In Tupelo, the department hasn’t seen any notable change in the types of calls. McDougald said the numbers in every category, including domestic violence, are down. He attributes that to a reduction in calls.
“There has been a reduction in call volume so the officers are able to log more miles and that gives them more time in their zone,” McDougald said. (TPD divides the city into neighborhood zones with one officer per shift assigned to patrol each zone.)
“We are able to cover more ground in a specific area each shift. That allows us to be more visible in as many areas as we can.”
With departments seeing fewer calls, it allows them to tailor patrols to fit the needs of their cities. Holly Springs, Oxford and Starkville all have curfews so some of their focus has been shifted from days to nights.
“We anticipated an increase in calls for service due to the governor’s shelter in place order and the city’s curfew,” Ballard said. “The department intentionally committed all of its sworn personnel to uniformed patrol responsibilities. In short, we put a lot more officers on the street.”
In Holly Springs, Harris has his officers out every night. When they do encounter people, they make sure the person has a valid reason for being out. If they do not have a valid reason, they are issued a citation. He said they are even stopping people out walking out night and questioning them to slow the spread of the virus and prevent nighttime crime.

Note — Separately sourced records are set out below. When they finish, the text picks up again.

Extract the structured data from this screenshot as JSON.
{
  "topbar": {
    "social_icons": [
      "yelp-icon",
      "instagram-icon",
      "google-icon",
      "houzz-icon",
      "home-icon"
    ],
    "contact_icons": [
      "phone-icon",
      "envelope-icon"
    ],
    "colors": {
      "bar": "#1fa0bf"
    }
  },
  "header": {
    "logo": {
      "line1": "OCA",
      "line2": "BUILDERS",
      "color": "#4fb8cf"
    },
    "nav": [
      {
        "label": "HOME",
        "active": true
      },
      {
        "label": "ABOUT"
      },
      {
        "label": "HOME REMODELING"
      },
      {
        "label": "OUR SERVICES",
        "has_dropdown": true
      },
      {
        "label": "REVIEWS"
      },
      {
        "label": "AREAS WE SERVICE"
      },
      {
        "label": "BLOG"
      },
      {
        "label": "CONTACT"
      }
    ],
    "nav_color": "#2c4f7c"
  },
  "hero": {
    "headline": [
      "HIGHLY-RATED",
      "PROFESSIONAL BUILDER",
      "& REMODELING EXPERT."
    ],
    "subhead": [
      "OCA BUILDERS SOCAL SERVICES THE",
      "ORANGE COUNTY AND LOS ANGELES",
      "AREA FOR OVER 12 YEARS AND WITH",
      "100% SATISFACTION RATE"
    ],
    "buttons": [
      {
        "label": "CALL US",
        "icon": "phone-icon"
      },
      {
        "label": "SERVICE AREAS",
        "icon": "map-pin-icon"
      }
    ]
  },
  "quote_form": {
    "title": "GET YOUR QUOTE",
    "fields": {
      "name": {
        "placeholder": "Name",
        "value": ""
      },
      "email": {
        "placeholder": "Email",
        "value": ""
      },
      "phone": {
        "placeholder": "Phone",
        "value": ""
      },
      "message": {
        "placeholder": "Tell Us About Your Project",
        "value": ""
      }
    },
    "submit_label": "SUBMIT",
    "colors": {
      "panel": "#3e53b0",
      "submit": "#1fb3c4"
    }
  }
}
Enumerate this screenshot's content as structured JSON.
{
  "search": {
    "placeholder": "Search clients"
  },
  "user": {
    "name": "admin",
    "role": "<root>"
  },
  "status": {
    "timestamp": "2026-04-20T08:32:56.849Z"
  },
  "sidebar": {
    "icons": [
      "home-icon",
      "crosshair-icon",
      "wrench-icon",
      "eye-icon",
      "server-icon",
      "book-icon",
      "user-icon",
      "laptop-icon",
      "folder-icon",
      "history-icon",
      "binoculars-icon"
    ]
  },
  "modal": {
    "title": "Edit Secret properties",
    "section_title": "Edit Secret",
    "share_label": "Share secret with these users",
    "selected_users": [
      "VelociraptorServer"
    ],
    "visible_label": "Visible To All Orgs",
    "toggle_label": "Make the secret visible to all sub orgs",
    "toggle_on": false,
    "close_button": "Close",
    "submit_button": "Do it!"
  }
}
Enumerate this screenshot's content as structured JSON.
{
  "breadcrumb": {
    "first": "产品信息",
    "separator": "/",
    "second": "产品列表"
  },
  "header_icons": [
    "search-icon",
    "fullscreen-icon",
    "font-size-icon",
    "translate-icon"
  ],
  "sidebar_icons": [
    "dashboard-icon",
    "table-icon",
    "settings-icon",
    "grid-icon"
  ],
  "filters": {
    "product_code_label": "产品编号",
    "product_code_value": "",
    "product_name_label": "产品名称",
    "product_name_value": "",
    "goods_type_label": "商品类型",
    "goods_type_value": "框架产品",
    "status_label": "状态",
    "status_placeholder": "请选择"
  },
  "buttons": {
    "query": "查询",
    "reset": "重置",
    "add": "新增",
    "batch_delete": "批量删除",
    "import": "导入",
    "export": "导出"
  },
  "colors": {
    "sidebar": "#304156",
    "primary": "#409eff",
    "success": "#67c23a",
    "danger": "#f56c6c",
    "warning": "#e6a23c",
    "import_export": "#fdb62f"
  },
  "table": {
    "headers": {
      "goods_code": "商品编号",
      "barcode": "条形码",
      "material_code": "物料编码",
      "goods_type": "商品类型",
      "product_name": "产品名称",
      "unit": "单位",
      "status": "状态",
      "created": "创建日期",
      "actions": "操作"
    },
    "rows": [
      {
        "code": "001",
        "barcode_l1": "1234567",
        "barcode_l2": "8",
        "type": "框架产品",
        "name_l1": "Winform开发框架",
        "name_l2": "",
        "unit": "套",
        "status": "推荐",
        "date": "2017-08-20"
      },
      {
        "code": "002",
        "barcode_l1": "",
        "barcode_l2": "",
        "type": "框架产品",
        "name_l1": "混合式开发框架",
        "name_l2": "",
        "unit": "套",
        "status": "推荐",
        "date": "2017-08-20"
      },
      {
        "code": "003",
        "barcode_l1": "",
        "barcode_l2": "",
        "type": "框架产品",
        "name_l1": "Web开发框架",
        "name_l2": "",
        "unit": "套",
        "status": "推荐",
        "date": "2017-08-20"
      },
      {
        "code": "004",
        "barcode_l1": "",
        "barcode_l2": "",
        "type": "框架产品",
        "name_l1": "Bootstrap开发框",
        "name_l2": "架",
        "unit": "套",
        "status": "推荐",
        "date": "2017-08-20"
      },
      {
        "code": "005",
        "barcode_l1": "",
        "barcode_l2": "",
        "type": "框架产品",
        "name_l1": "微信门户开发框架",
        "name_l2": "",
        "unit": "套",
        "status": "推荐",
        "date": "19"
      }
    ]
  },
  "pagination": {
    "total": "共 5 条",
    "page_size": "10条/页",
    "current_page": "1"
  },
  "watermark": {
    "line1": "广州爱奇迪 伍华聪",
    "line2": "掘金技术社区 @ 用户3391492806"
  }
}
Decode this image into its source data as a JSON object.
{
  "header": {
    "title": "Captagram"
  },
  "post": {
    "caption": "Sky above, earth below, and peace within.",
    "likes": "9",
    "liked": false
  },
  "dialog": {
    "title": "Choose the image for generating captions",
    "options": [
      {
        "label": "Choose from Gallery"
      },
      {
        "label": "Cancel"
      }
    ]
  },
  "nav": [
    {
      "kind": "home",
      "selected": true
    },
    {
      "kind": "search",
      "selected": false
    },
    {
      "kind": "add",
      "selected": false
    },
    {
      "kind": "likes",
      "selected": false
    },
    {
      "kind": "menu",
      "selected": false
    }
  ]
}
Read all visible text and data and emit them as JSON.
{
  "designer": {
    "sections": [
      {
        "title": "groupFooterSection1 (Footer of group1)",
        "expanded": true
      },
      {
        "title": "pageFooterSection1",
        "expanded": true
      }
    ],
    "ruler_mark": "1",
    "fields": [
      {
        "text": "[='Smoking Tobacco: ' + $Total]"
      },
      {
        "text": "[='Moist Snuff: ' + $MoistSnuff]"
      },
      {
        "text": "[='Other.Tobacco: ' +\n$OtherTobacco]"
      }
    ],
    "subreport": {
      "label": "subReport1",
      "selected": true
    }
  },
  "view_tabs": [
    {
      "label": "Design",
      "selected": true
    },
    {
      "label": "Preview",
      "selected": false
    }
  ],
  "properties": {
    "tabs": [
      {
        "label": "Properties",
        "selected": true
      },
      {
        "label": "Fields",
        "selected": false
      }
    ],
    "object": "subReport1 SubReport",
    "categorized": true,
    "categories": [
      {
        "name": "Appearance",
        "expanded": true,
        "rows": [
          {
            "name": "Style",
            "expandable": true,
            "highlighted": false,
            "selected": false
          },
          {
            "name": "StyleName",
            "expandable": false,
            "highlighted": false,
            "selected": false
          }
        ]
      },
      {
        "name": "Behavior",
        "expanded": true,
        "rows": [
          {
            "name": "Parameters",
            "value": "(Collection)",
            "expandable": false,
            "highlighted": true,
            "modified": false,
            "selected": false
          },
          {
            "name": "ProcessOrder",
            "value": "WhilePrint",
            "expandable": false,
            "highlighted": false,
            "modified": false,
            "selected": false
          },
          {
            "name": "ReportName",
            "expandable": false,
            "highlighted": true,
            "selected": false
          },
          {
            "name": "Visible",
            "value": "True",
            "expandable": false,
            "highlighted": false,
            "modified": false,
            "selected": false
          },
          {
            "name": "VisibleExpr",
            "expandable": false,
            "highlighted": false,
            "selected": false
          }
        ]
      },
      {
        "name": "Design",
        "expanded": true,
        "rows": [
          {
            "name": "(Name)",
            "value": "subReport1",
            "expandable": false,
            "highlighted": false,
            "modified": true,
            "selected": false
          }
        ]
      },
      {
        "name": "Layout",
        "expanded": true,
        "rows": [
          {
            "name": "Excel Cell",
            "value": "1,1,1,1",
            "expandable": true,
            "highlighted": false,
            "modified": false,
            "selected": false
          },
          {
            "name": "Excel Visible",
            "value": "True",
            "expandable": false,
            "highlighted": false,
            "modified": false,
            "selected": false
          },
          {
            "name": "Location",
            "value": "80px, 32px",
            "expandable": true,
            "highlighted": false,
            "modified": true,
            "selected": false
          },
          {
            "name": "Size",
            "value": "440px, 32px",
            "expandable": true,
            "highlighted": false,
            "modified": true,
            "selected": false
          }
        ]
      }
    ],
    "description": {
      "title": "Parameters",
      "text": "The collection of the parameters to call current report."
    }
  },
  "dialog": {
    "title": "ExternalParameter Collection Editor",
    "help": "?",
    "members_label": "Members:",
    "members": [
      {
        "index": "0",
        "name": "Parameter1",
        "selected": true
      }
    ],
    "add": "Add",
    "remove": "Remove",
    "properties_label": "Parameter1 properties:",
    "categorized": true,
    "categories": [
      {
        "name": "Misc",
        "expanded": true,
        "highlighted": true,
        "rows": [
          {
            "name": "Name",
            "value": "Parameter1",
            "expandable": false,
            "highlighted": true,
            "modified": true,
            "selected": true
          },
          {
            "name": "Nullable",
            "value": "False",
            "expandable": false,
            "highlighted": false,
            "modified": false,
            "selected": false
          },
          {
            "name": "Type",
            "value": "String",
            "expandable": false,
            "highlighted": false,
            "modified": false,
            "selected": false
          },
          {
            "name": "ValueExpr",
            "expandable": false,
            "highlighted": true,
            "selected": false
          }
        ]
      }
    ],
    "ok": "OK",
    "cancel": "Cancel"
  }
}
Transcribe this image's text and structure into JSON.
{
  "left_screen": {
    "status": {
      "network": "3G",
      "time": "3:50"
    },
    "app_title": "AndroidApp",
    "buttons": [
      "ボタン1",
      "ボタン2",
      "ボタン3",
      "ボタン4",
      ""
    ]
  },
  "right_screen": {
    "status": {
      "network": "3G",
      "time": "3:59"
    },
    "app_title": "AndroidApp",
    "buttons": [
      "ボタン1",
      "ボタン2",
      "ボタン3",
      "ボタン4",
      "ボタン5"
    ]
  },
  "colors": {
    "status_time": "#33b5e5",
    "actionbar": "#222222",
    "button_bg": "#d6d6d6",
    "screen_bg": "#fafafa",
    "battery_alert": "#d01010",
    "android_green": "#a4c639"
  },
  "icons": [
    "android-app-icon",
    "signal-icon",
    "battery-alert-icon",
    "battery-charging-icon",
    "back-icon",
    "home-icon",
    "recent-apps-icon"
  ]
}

Gov. Tate Reeves statewide order closed thousands of “non-essential” businesses. Those now-shuttered commercial establishments, along with empty student apartments in college towns, offer tempting targets for criminals looking for quick and easy scores.
McDougald said the reduced calls allow Tupelo officers to focus more on trying to stop people breaking into cars and businesses at night.
“We saw a quick spike in burglaries right after spring break (when Ole Miss students did not return),” said McCutchen. “Our investigators were able to make several arrests in the following weeks.”
Oxford police have shifted to making sure they educate and inform business owners of any updated resolutions concerning the pandemic. That includes the recent requirement that employees and customers at all businesses wear masks or a face covering.
“We have seen a positive response from our businesses and citizens,” McCutchen said. “Over the past (week) we have done over 300 business checks with no citations being issued.”
The story was much the same in Starkville where officer focus has shifted to not only enforcing COVID-19 orders and resolutions but also providing a sense of safety and security to the community.
“This time of year, a lot of our calls, such as DUIs, public drunks and fights at bars, have shifted to curfew enforcement and counter-burglary activities,” Ballard said. “So far, the plan seems to be working, we have seen significant decreases in crime compared to other jurisdictions.”
The pandemic did have one unexpected bonus for Tupelo – it is allowing the department to get ready for summer early.
With schools closed since early March, school resource officers (SROs) have not have anything to do, McDougald said. TPD is working to get its bike patrol ready to hit residential areas and park.
“And not just bikes, we look to do more with golf carts and Segues,” McDougald said. “Only certain parts of the parks are shut down and as it warms up, more people will start getting out for fresh air in the parks.”
As the weather warms and the state slowly transitions away from the stay at home orders to some since of normalcy, law enforcement will adjust practices and procedures while still taking precautions, including adjusted social distancing, when interacting with residents.